The photo on the cover of the very good, very complicated pop album Real Life, is a portrait of false dichotomies. Stagelit, Joan Wasser angles her shoulders and chin slightly defiant, even confrontational, and her eyes lock the camera's lens, fierce, like she's watching it watching her. Yet her lips are set tremulous (she could cry on a dime) and her golden-brown shag halos her face. Around her neck Wasser wears a slab of brassy hardware in the shape of an apple. Or possibly a peach. Does the fruit matter? Maybe ... it could be the difference between a fallen and defiant Eve and some soft southern belle. Devil and angel. Tough chick and the pliable kind who always says yes. Wasser, as Joan as Police Woman (after Angie Dickinson's 70s cop drama), plays both, but mostly neither. Mostly more. Over the course of 10 gritty and glamorous songs, heatseekers and heatmakers with titles like "Flushed Chest" and "Eternal Flame," she is complicated. She demands (in the words of Lil Mama and my fave jam of the mo, "Lip Gloss"), "whatcha know bout me?" Less than you think.

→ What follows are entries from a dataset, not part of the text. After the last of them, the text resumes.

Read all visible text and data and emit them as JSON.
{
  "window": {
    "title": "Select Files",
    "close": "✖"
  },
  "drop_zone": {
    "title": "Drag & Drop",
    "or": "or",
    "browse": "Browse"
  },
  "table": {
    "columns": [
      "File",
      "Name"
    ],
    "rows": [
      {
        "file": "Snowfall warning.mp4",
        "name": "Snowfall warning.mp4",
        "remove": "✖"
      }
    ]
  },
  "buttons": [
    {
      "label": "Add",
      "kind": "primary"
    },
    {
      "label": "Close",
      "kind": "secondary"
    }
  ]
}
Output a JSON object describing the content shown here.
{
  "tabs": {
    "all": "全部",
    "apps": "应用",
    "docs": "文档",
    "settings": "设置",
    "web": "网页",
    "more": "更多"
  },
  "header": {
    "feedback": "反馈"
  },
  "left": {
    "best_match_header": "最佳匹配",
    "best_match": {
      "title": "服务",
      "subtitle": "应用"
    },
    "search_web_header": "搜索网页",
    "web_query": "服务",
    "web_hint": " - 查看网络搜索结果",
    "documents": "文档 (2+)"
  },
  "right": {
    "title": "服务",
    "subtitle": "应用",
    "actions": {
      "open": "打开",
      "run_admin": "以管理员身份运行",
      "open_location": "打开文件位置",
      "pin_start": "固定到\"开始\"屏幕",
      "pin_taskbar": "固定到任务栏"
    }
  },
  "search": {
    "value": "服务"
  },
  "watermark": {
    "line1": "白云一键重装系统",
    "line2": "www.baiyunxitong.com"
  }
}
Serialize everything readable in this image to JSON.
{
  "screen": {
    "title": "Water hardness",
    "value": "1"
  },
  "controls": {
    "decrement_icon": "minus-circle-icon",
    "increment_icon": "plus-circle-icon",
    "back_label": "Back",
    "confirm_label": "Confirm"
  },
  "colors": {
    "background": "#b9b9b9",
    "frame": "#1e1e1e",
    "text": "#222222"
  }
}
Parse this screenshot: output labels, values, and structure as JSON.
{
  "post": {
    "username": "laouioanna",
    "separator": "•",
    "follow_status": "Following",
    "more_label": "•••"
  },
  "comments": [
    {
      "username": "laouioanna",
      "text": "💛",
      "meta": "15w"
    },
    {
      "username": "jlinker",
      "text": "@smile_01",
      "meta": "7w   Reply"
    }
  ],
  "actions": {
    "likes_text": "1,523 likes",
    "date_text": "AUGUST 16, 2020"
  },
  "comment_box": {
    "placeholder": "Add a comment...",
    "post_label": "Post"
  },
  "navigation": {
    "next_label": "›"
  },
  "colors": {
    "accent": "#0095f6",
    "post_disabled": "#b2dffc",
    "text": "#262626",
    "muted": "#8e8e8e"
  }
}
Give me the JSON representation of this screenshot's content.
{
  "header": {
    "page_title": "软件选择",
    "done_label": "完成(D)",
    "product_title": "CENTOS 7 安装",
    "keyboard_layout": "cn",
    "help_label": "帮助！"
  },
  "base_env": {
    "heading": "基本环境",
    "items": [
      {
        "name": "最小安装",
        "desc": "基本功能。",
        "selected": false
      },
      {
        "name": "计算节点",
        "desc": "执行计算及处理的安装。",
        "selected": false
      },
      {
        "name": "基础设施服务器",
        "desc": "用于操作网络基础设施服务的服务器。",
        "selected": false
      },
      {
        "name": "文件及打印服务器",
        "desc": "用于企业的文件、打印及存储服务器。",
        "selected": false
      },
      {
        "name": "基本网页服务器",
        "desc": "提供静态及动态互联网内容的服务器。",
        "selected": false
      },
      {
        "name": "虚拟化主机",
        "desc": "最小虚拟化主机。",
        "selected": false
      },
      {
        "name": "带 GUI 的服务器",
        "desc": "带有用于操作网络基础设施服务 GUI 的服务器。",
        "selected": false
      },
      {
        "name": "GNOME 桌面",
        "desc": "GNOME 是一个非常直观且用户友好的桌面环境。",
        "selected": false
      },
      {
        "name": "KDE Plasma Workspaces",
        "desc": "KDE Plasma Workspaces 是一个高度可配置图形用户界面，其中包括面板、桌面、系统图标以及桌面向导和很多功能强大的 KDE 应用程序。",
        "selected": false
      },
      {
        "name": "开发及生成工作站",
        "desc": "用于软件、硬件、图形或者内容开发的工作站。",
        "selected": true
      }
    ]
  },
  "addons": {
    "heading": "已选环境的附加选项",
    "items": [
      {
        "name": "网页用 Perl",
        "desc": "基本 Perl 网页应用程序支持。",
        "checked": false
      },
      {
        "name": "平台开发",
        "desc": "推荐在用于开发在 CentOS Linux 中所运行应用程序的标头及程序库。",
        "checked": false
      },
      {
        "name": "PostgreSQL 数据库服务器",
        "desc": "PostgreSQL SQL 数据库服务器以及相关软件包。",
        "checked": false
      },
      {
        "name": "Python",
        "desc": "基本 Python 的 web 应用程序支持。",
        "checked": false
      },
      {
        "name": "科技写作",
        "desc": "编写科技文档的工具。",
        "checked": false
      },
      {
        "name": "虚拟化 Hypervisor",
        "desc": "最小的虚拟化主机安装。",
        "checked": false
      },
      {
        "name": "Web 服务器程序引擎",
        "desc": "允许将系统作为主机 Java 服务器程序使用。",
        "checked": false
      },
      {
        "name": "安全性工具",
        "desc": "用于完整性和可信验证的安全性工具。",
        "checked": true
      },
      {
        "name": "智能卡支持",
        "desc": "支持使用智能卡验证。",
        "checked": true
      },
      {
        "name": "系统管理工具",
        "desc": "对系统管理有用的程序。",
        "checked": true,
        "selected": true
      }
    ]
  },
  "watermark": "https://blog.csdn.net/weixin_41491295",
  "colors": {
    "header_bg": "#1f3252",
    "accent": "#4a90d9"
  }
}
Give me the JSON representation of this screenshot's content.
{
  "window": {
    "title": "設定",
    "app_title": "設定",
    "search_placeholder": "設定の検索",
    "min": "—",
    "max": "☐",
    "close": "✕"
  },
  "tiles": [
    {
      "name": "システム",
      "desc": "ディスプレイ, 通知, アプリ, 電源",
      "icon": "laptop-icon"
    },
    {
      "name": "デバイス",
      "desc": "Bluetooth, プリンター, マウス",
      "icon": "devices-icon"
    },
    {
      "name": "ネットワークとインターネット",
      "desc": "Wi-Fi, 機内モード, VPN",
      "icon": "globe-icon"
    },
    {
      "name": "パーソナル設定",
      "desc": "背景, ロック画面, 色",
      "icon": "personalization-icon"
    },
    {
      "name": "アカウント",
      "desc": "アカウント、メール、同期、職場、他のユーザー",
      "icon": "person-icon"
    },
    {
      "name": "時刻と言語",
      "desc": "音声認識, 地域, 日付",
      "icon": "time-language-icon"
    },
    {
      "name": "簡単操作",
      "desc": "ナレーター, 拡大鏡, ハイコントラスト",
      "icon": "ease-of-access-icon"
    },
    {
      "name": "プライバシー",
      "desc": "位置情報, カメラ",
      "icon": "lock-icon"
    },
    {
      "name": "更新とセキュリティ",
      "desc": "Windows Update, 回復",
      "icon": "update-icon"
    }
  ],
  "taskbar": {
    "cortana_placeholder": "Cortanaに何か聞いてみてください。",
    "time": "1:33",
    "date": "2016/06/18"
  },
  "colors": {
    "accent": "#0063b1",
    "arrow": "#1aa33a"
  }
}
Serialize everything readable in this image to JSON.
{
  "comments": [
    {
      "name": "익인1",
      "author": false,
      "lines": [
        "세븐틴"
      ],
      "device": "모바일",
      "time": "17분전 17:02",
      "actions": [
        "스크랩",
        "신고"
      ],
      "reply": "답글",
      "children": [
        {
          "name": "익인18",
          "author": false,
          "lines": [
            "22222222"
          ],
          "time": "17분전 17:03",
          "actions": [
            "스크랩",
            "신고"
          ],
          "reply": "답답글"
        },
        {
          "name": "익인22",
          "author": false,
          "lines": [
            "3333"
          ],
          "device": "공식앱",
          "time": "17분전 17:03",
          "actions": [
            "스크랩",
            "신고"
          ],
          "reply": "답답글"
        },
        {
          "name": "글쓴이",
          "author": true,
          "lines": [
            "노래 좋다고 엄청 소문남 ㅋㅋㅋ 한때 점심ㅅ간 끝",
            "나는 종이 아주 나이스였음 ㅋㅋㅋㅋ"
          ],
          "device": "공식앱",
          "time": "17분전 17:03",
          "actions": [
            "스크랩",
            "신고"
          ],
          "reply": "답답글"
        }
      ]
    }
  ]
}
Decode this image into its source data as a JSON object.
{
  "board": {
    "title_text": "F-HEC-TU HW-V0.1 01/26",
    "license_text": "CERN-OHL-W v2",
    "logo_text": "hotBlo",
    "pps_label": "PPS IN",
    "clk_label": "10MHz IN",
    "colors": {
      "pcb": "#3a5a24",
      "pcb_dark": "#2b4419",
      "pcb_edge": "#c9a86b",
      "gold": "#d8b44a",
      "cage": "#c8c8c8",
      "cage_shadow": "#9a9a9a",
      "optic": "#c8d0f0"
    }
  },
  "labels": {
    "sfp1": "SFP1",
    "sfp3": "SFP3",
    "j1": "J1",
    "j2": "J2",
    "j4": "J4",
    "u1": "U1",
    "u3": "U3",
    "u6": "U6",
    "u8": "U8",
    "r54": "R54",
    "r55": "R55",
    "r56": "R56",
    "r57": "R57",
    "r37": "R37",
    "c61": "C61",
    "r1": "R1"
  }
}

An article in last Sunday's New York Times on the elusive quest for online music success includes this among its for-what-their-worth findings: Artists should post to their Myspace page the song that's "immediately catchy, yet not necessarily the strongest" on their album. "Christobel" is wedged somewhat ignominiously in the middle of Real Life, between the aforementioned "Flushed Chest," a poignant, aching thing reportedly written about Wasser's late boyfriend Jeff Buckley, and torrid piano-soul ballad "Save Me." But it streamed at the top of JAPW's Myspace for months (120,733 plays) and it's easy to hear why. Among tracks couched in the blended vocabularies of jazz, cabaret, classic soul, top-40 diva pop, "Christobel's" the only thing approaching a rocker on the record, speaking a less exotic dialect that incorporates 90s alt-rock (including a brief electric solo that probably could have found space on a song by Wasser's former band, The Dambuilders) and something earlier -- the rock chick lexicons of Joan Jett and Pat Benetar perhaps. And it's propulsive, hooky and mysterious. It's an elliptical supernatural noir about a shadowy Christobel and her (possibly already dead) amour that plunges down dark city alleys with light, tripping beats and a bendy bassline rubbing up against distorted violins and moaning, blistered backing vocals that at first sound female, then like ghostly men out of tune and out of range. Gender ambiguity is central to the song. Wasser addresses Christobel, "why won't you fall in love with me?" but you don't get the sense that this is a lesbian serenade. Listen to the way Wasser delivers the chorus, "Yes, [beat] Christobel," like a little grunt, like she's pumping her fist -- a totally masculine phraseology. She's channeling a guy. To further support my little argument, consider again the title of the album and the songs that precede this one: songs that toy with identity, that waver and stumble between the actual and fictive, the biographical and auto-, the acting and the audience, and all the good, meaty, real stuff that lies in the short distance between.
A year after coming out in Europe, Real Life is finally seeing a release this side of the Atlantic in June (Cheap Lullaby, Amazon).